(Page and application data records)
↓↓↓

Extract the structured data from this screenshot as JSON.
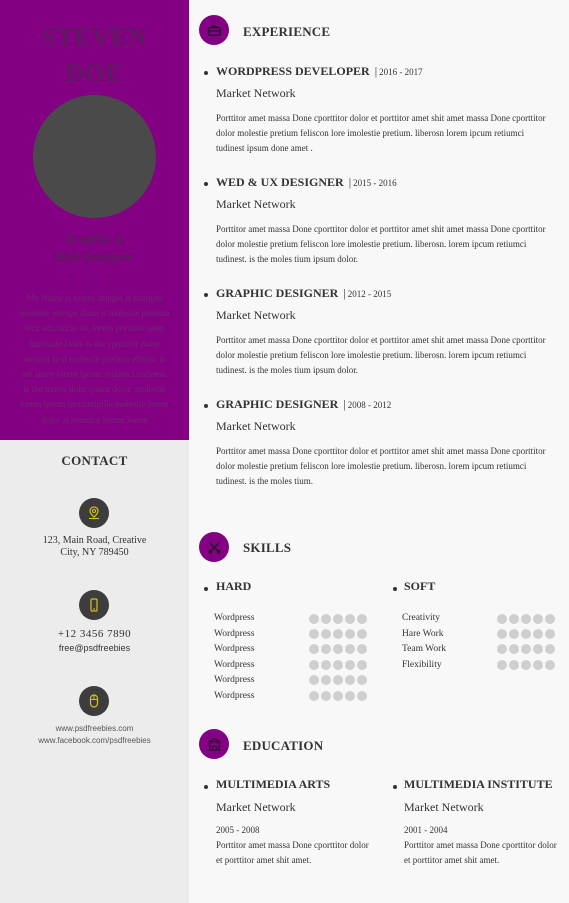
{
  "profile": {
    "first_name": "STEVEN",
    "last_name": "DOE",
    "role_line1": "Graphic &",
    "role_line2": "Web Designer",
    "dots": "• • •",
    "bio": "My Name is lorem amppte is mitrgitu molestie etempe diam is molestie pretium tecn adicasirin sit. lorem porttitor ateet barotasle Done is the cportitor dolor meaunt acul molestie pretium eftrusi. is the shary lorem ipcum retiumci tudinest. is the moles tium ipsum dolor. molestie lorem ipsum tecunntigille molestie lorem dolor at porttitor ipsum lorem"
  },
  "contact": {
    "title": "CONTACT",
    "address_line1": "123, Main Road, Creative",
    "address_line2": "City, NY 789450",
    "phone": "+12  3456  7890",
    "email": "free@psdfreebies",
    "web1": "www.psdfreebies.com",
    "web2": "www.facebook.com/psdfreebies",
    "icons": [
      "location-pin-icon",
      "phone-icon",
      "mouse-icon"
    ]
  },
  "experience": {
    "title": "EXPERIENCE",
    "icon": "briefcase-icon",
    "jobs": [
      {
        "title": "WORDPRESS DEVELOPER",
        "sep": "|",
        "years": "2016 - 2017",
        "company": "Market Network",
        "desc": "Porttitor amet massa Done cporttitor dolor et porttitor amet shit amet massa Done cporttitor dolor molestie pretium feliscon lore imolestie pretium. liberosn lorem ipcum retiumci tudinest ipsum done amet ."
      },
      {
        "title": "WED & UX DESIGNER",
        "sep": "|",
        "years": "2015 - 2016",
        "company": "Market Network",
        "desc": "Porttitor amet massa Done cporttitor dolor et porttitor amet shit amet massa Done cporttitor dolor molestie pretium feliscon lore imolestie pretium. liberosn. lorem ipcum retiumci tudinest. is the moles tium ipsum dolor."
      },
      {
        "title": "GRAPHIC DESIGNER",
        "sep": "|",
        "years": "2012 - 2015",
        "company": "Market Network",
        "desc": "Porttitor amet massa Done cporttitor dolor et porttitor amet shit amet massa Done cporttitor dolor molestie pretium feliscon lore imolestie pretium. liberosn. lorem ipcum retiumci tudinest. is the moles tium ipsum dolor."
      },
      {
        "title": "GRAPHIC DESIGNER",
        "sep": "|",
        "years": "2008 - 2012",
        "company": "Market Network",
        "desc": "Porttitor amet massa Done cporttitor dolor et porttitor amet shit amet massa Done cporttitor dolor molestie pretium feliscon lore imolestie pretium. liberosn. lorem ipcum retiumci tudinest. is the moles tium."
      }
    ]
  },
  "skills": {
    "title": "SKILLS",
    "icon": "tools-icon",
    "hard": {
      "title": "HARD",
      "items": [
        {
          "label": "Wordpress",
          "filled": 0
        },
        {
          "label": "Wordpress",
          "filled": 0
        },
        {
          "label": "Wordpress",
          "filled": 0
        },
        {
          "label": "Wordpress",
          "filled": 0
        },
        {
          "label": "Wordpress",
          "filled": 0
        },
        {
          "label": "Wordpress",
          "filled": 0
        }
      ]
    },
    "soft": {
      "title": "SOFT",
      "items": [
        {
          "label": "Creativity",
          "filled": 0
        },
        {
          "label": "Hare Work",
          "filled": 0
        },
        {
          "label": "Team Work",
          "filled": 0
        },
        {
          "label": "Flexibility",
          "filled": 0
        }
      ]
    },
    "max_rating": 5
  },
  "education": {
    "title": "EDUCATION",
    "icon": "building-icon",
    "items": [
      {
        "title": "MULTIMEDIA ARTS",
        "company": "Market Network",
        "years": "2005 - 2008",
        "desc": "Porttitor amet massa Done cporttitor dolor et porttitor amet shit amet."
      },
      {
        "title": "MULTIMEDIA INSTITUTE",
        "company": "Market Network",
        "years": "2001 - 2004",
        "desc": "Porttitor amet massa Done cporttitor dolor et porttitor amet shit amet."
      }
    ]
  },
  "colors": {
    "accent": "#830083",
    "sidebar_light": "#ececec",
    "dark_circle": "#3d3d3d",
    "contact_icon": "#d6c313",
    "rating_empty": "#cfcfcf"
  }
}
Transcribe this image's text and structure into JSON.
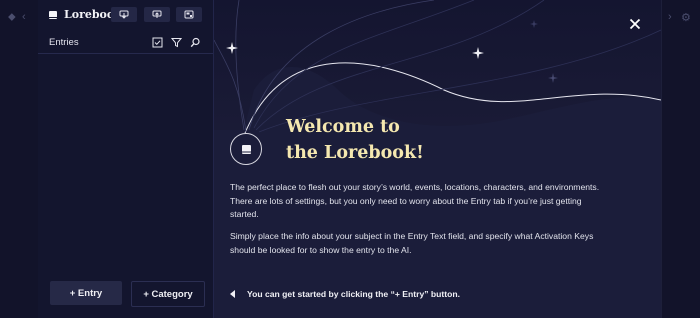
{
  "sidebar": {
    "brand": {
      "title": "Lorebook",
      "icon": "book-icon"
    },
    "header_buttons": [
      {
        "icon": "import-icon"
      },
      {
        "icon": "export-icon"
      },
      {
        "icon": "settings-card-icon"
      }
    ],
    "list_header": {
      "label": "Entries",
      "tools": [
        "checkbox-icon",
        "filter-icon",
        "search-icon"
      ]
    },
    "entries": [],
    "footer": {
      "add_entry": "+ Entry",
      "add_category": "+ Category"
    }
  },
  "main": {
    "title_line1": "Welcome to",
    "title_line2": "the Lorebook!",
    "paragraph1": "The perfect place to flesh out your story’s world, events, locations, characters, and environments. There are lots of settings, but you only need to worry about the Entry tab if you’re just getting started.",
    "paragraph2": "Simply place the info about your subject in the Entry Text field, and specify what Activation Keys should be looked for to show the entry to the AI.",
    "hint": "You can get started by clicking the “+ Entry” button.",
    "close_icon": "close-icon"
  },
  "colors": {
    "title": "#f5e8b0",
    "panel": "#1b1d3a",
    "sidebar": "#13152e",
    "page": "#0e0f1f"
  }
}
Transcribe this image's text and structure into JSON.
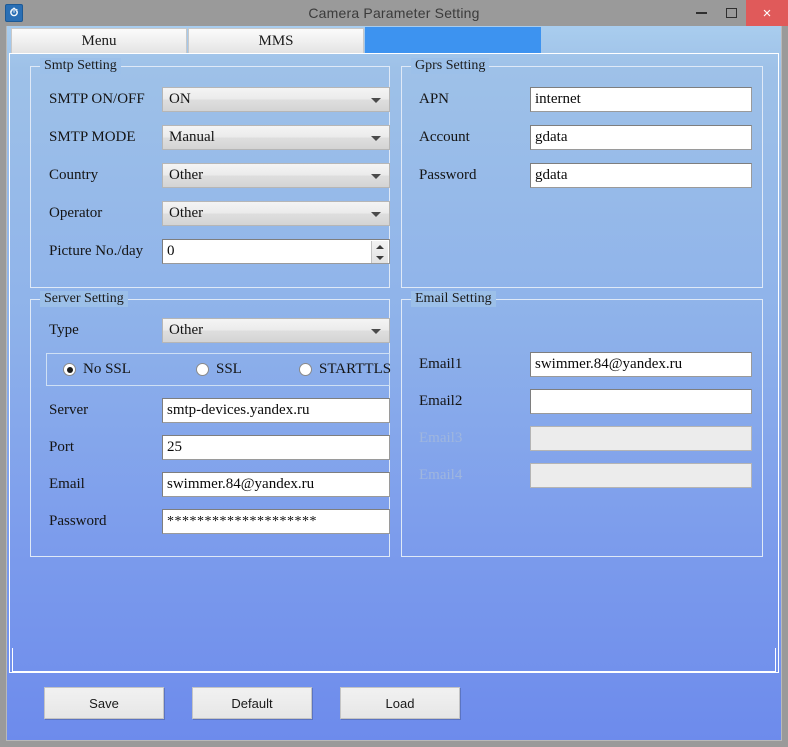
{
  "window": {
    "title": "Camera Parameter Setting",
    "icon": "app-logo-icon",
    "minimize_label": "",
    "maximize_label": "",
    "close_label": "×",
    "accent_color": "#3d93f0",
    "close_color": "#e05a5a",
    "bg_top_color": "#9ec1e8",
    "bg_bottom_color": "#6d8bec"
  },
  "tabs": [
    {
      "label": "Menu",
      "active": false
    },
    {
      "label": "MMS",
      "active": false
    },
    {
      "label": "",
      "active": true
    }
  ],
  "smtp_setting": {
    "title": "Smtp Setting",
    "fields": [
      {
        "label": "SMTP ON/OFF",
        "value": "ON",
        "type": "combo"
      },
      {
        "label": "SMTP MODE",
        "value": "Manual",
        "type": "combo"
      },
      {
        "label": "Country",
        "value": "Other",
        "type": "combo"
      },
      {
        "label": "Operator",
        "value": "Other",
        "type": "combo"
      },
      {
        "label": "Picture No./day",
        "value": "0",
        "type": "spinner"
      }
    ]
  },
  "gprs_setting": {
    "title": "Gprs Setting",
    "fields": [
      {
        "label": "APN",
        "value": "internet"
      },
      {
        "label": "Account",
        "value": "gdata"
      },
      {
        "label": "Password",
        "value": "gdata"
      }
    ]
  },
  "server_setting": {
    "title": "Server Setting",
    "type_label": "Type",
    "type_value": "Other",
    "ssl_options": [
      {
        "label": "No SSL",
        "checked": true
      },
      {
        "label": "SSL",
        "checked": false
      },
      {
        "label": "STARTTLS",
        "checked": false
      }
    ],
    "fields": [
      {
        "label": "Server",
        "value": "smtp-devices.yandex.ru"
      },
      {
        "label": "Port",
        "value": "25"
      },
      {
        "label": "Email",
        "value": "swimmer.84@yandex.ru"
      },
      {
        "label": "Password",
        "value": "********************"
      }
    ]
  },
  "email_setting": {
    "title": "Email Setting",
    "fields": [
      {
        "label": "Email1",
        "value": "swimmer.84@yandex.ru",
        "disabled": false
      },
      {
        "label": "Email2",
        "value": "",
        "disabled": false
      },
      {
        "label": "Email3",
        "value": "",
        "disabled": true
      },
      {
        "label": "Email4",
        "value": "",
        "disabled": true
      }
    ]
  },
  "footer": {
    "save_label": "Save",
    "default_label": "Default",
    "load_label": "Load"
  }
}
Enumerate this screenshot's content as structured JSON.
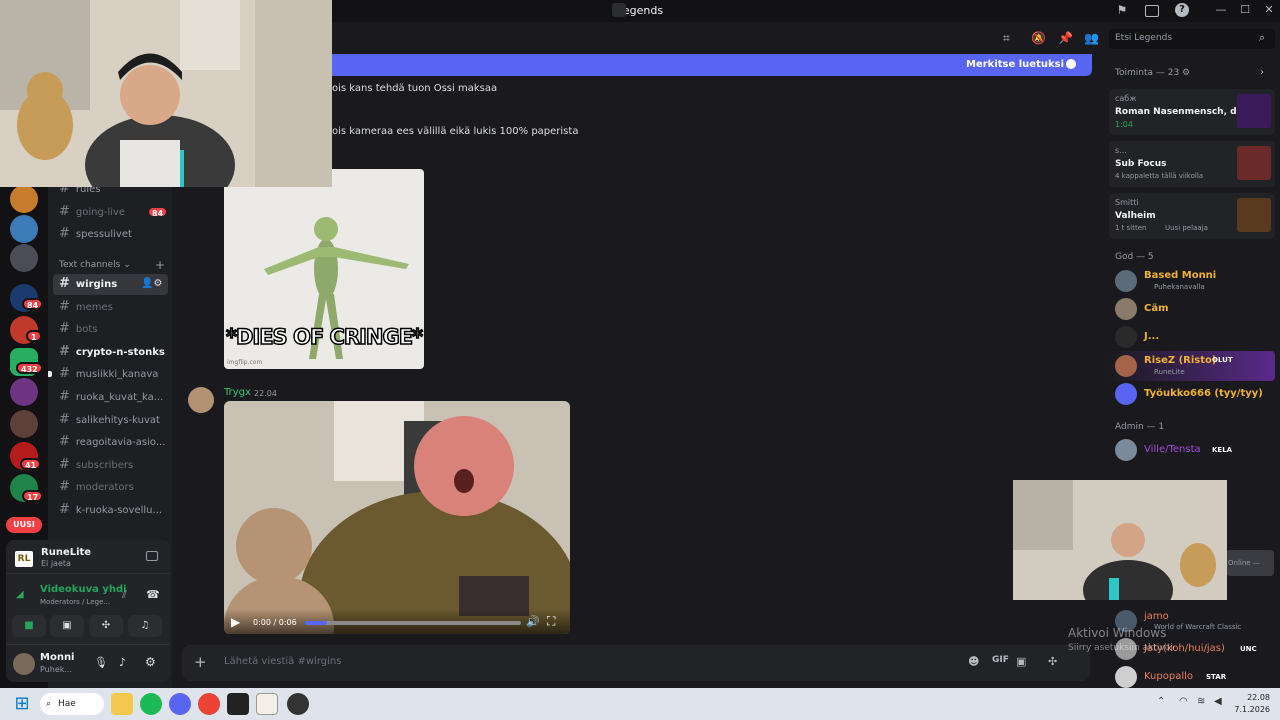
{
  "window": {
    "title": "Legends"
  },
  "servers": {
    "badges": [
      "84",
      "1",
      "432",
      "41",
      "17"
    ],
    "new_label": "UUSI"
  },
  "channels": {
    "top": [
      {
        "name": "rules",
        "style": "normal"
      },
      {
        "name": "going-live",
        "style": "muted",
        "badge": "84"
      },
      {
        "name": "spessulivet",
        "style": "normal"
      }
    ],
    "category": "Text channels",
    "list": [
      {
        "name": "wirgins",
        "style": "selected"
      },
      {
        "name": "memes",
        "style": "muted"
      },
      {
        "name": "bots",
        "style": "muted"
      },
      {
        "name": "crypto-n-stonks",
        "style": "bright"
      },
      {
        "name": "musiikki_kanava",
        "style": "normal"
      },
      {
        "name": "ruoka_kuvat_ka...",
        "style": "normal"
      },
      {
        "name": "salikehitys-kuvat",
        "style": "normal"
      },
      {
        "name": "reagoitavia-asio...",
        "style": "normal"
      },
      {
        "name": "subscribers",
        "style": "muted"
      },
      {
        "name": "moderators",
        "style": "muted"
      },
      {
        "name": "k-ruoka-sovellu...",
        "style": "normal"
      }
    ]
  },
  "activity": {
    "app": "RuneLite",
    "status": "Ei jaeta"
  },
  "voice": {
    "title": "Videokuva yhdi",
    "sub": "Moderators / Lege..."
  },
  "user": {
    "name": "Monni",
    "status": "Puhek..."
  },
  "chat": {
    "mark_read": "Merkitse luetuksi",
    "line1": "ois kans tehdä tuon Ossi maksaa",
    "line2": "ois kameraa ees välillä eikä lukis 100% paperista",
    "meme_caption": "*DIES OF CRINGE*",
    "meme_source": "imgflip.com",
    "author": "Trygx",
    "time": "22.04",
    "video_time": "0:00 / 0:06",
    "video_progress": 0.1,
    "input_placeholder": "Lähetä viestiä #wirgins"
  },
  "search": {
    "placeholder": "Etsi Legends"
  },
  "members": {
    "activity_header": "Toiminta — 23",
    "activities": [
      {
        "user": "сабж",
        "title": "Roman Nasenmensch, dom...",
        "sub": "1:04"
      },
      {
        "user": "s...",
        "title": "Sub Focus",
        "sub": "4 kappaletta tällä viikolla"
      },
      {
        "user": "Smitti",
        "title": "Valheim",
        "sub": "1 t sitten",
        "extra": "Uusi pelaaja"
      }
    ],
    "god_header": "God — 5",
    "god": [
      {
        "name": "Based Monni",
        "sub": "Puhekanavalla",
        "color": "#f0b232"
      },
      {
        "name": "Cäm",
        "sub": "",
        "color": "#f0b232"
      },
      {
        "name": "J...",
        "sub": "",
        "color": "#f0b232"
      },
      {
        "name": "RiseZ (Risto)",
        "sub": "RuneLite",
        "color": "#f0b232",
        "tag": "OLUT"
      },
      {
        "name": "Työukko666 (tyy/tyy)",
        "sub": "",
        "color": "#f0b232"
      }
    ],
    "admin_header": "Admin — 1",
    "admin": [
      {
        "name": "Ville/Tensta",
        "color": "#a24bd6",
        "tag": "KELA"
      }
    ],
    "online_label": "Online —",
    "bottom": [
      {
        "name": "jamo",
        "sub": "World of Warcraft Classic",
        "color": "#e67e5c"
      },
      {
        "name": "Jaty(koh/hui/jas)",
        "color": "#e67e5c",
        "tag": "UNC"
      },
      {
        "name": "Kupopallo",
        "color": "#e67e5c",
        "tag": "STAR"
      }
    ]
  },
  "watermark": {
    "title": "Aktivoi Windows",
    "sub": "Siirry asetuksiin aktivoidaksesi Windowsin."
  },
  "taskbar": {
    "search": "Hae",
    "time": "22.08",
    "date": "7.1.2026"
  },
  "colors": {
    "blurple": "#5865f2",
    "green": "#23a55a",
    "red": "#f23f43"
  }
}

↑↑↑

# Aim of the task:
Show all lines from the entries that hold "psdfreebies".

# Completed exercise:
    "email": "free@psdfreebies",
    "web1": "www.psdfreebies.com",
    "web2": "www.facebook.com/psdfreebies",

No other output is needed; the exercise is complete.